This chapter explores the benefits of joint lesson planning for student-teachers in two higher educational settings, one in Norway and the other in the UK. Lesson study is used as a vehicle for collaborative planning and teacher professional learning during field-practice in both contexts, but the models of lesson study implemented differ slightly to fit the respective initial teacher education (ITE) programmes. In both settings, however, student-teachers, mentor teachers and university tutors work in pairs or small groups to plan, teach and evaluate a research lesson together. The case studies reported in this chapter show the challenges which student-teachers face, but, at the same time, also reveal the potential of lesson study to open a dialogic space where they can share ideas with more experienced colleagues, gain greater awareness of the teaching and learning process and so become more effectively inducted into this community of practice. The chapter also explores the role of the ‘knowledgeable other(s)’, the issue of asymmetrical relationships in lesson study groups within the context of ITE and how this might impact on the learning of the different group members.

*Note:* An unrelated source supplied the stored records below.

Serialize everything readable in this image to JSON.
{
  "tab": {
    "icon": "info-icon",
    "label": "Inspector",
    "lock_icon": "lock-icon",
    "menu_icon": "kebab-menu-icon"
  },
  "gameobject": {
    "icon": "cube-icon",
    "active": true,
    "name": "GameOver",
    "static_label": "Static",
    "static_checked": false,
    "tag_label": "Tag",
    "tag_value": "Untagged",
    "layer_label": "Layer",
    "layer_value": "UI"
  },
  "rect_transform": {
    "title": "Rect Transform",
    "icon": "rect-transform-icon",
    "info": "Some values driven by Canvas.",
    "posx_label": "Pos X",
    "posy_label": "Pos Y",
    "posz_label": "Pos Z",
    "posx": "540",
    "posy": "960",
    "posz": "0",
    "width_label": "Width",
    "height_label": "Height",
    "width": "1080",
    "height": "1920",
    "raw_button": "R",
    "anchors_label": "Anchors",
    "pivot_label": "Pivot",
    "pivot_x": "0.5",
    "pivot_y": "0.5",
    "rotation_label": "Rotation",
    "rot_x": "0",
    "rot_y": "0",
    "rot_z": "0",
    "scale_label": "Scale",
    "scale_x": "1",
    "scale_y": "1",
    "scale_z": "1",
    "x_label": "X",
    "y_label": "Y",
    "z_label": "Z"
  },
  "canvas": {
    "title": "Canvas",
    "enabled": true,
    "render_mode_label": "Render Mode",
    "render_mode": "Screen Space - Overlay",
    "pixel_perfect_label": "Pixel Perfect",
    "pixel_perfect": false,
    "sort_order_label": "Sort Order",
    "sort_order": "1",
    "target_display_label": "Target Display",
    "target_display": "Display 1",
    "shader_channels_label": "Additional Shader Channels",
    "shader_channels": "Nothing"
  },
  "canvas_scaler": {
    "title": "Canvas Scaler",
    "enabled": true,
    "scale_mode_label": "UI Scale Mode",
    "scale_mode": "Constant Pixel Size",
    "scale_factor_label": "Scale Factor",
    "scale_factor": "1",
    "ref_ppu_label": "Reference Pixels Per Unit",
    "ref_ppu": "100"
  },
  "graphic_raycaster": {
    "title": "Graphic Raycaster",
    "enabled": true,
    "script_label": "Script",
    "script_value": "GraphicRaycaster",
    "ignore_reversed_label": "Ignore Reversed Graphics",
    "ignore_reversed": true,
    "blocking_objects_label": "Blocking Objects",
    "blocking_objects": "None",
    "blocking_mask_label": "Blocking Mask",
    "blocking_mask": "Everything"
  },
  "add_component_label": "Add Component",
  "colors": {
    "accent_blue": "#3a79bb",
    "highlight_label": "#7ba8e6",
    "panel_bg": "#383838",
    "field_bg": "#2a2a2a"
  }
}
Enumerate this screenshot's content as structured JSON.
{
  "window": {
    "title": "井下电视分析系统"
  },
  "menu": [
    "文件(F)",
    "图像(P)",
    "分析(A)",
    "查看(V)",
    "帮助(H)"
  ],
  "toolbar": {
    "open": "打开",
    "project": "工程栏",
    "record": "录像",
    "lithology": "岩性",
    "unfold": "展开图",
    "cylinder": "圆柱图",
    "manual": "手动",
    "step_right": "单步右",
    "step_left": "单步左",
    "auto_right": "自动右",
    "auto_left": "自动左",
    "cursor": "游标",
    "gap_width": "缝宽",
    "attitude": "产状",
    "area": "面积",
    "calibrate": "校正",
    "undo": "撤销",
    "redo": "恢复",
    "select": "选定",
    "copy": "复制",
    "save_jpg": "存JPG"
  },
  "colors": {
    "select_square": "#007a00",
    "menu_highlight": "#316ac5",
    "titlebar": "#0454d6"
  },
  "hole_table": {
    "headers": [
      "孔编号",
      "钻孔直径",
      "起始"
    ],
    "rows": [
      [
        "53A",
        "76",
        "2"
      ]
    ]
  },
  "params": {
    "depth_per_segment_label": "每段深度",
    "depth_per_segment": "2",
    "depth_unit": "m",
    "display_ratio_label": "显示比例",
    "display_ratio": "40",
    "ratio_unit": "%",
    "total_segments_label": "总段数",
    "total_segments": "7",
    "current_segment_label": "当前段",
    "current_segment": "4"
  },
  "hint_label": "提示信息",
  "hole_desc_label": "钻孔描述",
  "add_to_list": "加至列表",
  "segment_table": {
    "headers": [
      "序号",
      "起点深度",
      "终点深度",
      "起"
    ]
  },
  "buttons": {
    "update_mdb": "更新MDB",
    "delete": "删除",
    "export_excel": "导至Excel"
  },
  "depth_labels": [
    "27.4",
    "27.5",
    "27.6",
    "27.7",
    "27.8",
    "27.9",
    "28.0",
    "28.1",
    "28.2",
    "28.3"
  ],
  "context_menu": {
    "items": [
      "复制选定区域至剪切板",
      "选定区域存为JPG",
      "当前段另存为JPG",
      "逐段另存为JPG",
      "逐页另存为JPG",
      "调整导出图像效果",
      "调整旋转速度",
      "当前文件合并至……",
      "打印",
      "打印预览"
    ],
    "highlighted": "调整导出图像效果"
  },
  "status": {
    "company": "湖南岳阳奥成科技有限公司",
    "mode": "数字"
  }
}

Collaborative planning in lesson study groups in ITE is found to bridge the gap between what student-teachers learn during teacher training courses and what actually takes place in schools in the respective socio-cultural contexts discussed here.
Learning to teach effectively is a complex enterprise, and many efforts have been made in order to conceptualise the challenging work of teaching by identifying…
Learning to teach effectively is a complex enterprise, and many efforts have been made in order to conceptualise the challenging work of teaching by identifying fundamental teaching practices. Findings reported from structured literature reviews on lesson study have revealed that incorporating a lesson study approach in Initial Teacher Education is challenging. This chapter considers how lesson study might adapt fundamental teaching practices and make use of new tools to enhance lesson study as an approach for improving student-teachers’ teaching practice. The four tools discussed here are lesson study with given activities, practicing talk moves in lesson study, rehearsing research lessons and research lessons with time-outs. The authors argue that these activities are tools which can help student-teachers enhance their learning of the complex work of teaching when involved in lesson study cycles. To illustrate these approaches, we use examples from the teaching of mathematics.
The purpose of this paper is to describe the background for, the design of, and the implementation of Lesson Study in a teacher education program in Norway. Lesson Study…
The purpose of this paper is to describe the background for, the design of, and the implementation of Lesson Study in a teacher education program in Norway. Lesson Study was chosen as an intervention in an attempt to shift pre-service teachers’ focus from themselves to their pupils, attempting to strengthen their possibilities to learn more about the consequences of their instructional decisions for their pupils.
The study used a time-lagged experiment where one group of second year pre-service teachers took part in their three-week field practice as usual (business-as-usual-condition), and one group, the following year, took part in Lesson Study cycles during their three-week field practice period. The students were recruited from four subject areas in both conditions: Math, Physical Education, Science, and English.
The use of Lesson Study created more collaborative inquiry among the pre-service teachers. At its best, the pre-service teachers formulated research questions, took active part in observations, and used data (pupils’ work, interviews and observations) to inform their choices about how to create improved learning for their pupils.
The study is a small scale study due to the need to test before upscaling.
The paper includes a description of how Lesson Study was implemented in a Teacher Education Department, and this can be valuable information for others who are attempting the same.
This paper fulfills an identified need to learn more about pre-service teachers\ learning and lesson study in teacher education.